Problem statement
Scan the entries that follow for the word "Trailer", then report every line in which it appears.

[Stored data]

########################################

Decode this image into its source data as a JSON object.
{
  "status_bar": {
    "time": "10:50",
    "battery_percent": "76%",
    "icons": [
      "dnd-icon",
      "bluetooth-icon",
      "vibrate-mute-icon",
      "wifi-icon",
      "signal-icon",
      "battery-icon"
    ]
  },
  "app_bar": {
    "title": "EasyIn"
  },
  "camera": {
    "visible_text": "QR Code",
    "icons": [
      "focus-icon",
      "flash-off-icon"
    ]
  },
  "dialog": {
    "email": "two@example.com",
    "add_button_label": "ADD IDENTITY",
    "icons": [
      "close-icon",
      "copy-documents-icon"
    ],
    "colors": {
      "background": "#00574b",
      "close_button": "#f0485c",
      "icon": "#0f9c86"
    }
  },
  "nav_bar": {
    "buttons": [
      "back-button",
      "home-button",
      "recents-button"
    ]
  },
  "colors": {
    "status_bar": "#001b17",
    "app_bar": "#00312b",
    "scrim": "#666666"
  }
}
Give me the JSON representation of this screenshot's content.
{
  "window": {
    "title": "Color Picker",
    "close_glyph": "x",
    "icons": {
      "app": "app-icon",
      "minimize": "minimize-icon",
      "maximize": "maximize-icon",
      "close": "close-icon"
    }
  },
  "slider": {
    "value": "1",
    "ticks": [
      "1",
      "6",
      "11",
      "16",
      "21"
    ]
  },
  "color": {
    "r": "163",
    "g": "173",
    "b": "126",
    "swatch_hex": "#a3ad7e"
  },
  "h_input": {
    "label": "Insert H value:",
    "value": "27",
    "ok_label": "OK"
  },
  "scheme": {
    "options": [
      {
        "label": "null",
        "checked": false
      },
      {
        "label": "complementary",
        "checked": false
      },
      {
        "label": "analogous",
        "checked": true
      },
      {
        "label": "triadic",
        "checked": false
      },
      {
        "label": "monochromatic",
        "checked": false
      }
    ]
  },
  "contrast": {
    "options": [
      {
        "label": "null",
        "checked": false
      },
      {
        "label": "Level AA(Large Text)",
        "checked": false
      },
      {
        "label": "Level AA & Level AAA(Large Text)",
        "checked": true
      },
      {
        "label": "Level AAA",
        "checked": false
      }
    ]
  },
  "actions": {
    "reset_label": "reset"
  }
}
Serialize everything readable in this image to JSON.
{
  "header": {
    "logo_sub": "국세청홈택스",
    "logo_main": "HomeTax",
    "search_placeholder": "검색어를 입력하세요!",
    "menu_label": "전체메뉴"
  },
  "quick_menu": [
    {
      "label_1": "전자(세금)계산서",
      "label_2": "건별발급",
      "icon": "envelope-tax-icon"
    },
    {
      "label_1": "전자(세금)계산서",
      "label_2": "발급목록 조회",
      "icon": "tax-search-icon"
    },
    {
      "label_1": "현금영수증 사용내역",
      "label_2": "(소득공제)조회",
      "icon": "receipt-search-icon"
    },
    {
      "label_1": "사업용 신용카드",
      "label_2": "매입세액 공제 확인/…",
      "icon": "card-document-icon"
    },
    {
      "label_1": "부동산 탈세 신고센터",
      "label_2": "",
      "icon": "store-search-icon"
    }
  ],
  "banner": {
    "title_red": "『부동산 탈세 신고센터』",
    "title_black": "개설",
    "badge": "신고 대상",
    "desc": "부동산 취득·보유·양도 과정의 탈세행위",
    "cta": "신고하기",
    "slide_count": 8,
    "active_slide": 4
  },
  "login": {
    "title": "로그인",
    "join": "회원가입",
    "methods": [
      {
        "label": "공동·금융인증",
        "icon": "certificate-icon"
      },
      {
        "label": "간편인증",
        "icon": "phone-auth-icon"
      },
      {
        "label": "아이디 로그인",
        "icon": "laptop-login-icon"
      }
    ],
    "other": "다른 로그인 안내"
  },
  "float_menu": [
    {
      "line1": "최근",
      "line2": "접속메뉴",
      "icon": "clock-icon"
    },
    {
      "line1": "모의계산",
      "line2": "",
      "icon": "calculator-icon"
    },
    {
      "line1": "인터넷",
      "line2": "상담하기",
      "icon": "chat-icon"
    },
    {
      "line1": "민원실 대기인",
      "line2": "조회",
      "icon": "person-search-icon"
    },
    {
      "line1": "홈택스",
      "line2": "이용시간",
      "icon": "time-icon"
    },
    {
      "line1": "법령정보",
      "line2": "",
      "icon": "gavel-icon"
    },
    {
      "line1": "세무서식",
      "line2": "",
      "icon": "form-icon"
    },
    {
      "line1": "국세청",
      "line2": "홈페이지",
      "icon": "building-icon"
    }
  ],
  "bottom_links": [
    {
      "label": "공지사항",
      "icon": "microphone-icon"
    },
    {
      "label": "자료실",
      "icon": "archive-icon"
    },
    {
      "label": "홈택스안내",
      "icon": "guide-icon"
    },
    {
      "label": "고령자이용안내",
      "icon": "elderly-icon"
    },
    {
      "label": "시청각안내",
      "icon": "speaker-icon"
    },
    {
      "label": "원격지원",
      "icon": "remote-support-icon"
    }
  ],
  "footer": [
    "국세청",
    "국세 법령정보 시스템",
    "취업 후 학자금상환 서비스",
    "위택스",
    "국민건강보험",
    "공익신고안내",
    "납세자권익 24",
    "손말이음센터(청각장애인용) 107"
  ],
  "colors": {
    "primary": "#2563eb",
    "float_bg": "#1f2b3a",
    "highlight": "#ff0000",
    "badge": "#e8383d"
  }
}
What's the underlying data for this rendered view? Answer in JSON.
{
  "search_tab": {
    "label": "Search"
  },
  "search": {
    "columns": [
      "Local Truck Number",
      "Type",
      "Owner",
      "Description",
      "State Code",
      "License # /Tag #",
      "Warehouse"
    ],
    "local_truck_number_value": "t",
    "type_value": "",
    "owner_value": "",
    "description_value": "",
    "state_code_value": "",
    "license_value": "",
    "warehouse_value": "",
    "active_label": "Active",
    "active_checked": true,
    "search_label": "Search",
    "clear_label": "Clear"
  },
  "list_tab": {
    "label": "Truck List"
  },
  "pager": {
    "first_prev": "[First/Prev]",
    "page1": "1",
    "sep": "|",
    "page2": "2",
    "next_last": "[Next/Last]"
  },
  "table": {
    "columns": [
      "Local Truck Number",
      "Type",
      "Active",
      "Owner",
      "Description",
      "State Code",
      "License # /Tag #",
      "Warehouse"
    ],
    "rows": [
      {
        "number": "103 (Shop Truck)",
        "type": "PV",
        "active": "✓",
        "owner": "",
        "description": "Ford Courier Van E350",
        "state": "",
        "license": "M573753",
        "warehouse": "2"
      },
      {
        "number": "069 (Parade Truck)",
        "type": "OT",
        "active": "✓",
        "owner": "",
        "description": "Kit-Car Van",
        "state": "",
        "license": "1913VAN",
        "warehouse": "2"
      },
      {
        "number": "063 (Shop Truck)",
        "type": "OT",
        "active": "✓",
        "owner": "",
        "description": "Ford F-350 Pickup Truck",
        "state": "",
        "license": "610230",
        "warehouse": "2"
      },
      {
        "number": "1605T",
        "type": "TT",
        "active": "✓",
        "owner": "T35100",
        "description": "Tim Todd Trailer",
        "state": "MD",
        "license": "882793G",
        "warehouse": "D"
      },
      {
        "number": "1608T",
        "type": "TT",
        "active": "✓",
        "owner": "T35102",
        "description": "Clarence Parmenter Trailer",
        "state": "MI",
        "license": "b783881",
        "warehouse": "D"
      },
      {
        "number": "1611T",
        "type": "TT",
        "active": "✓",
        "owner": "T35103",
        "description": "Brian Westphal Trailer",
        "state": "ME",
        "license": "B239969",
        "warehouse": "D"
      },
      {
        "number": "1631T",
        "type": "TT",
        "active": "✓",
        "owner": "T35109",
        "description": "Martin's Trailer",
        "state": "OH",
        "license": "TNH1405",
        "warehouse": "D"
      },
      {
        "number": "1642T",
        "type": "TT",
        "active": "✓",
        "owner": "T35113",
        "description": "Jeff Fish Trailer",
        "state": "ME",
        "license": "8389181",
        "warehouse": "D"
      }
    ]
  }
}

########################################

Solved exercise
        "description": "Tim Todd Trailer",
        "description": "Clarence Parmenter Trailer",
        "description": "Brian Westphal Trailer",
        "description": "Martin's Trailer",
        "description": "Jeff Fish Trailer",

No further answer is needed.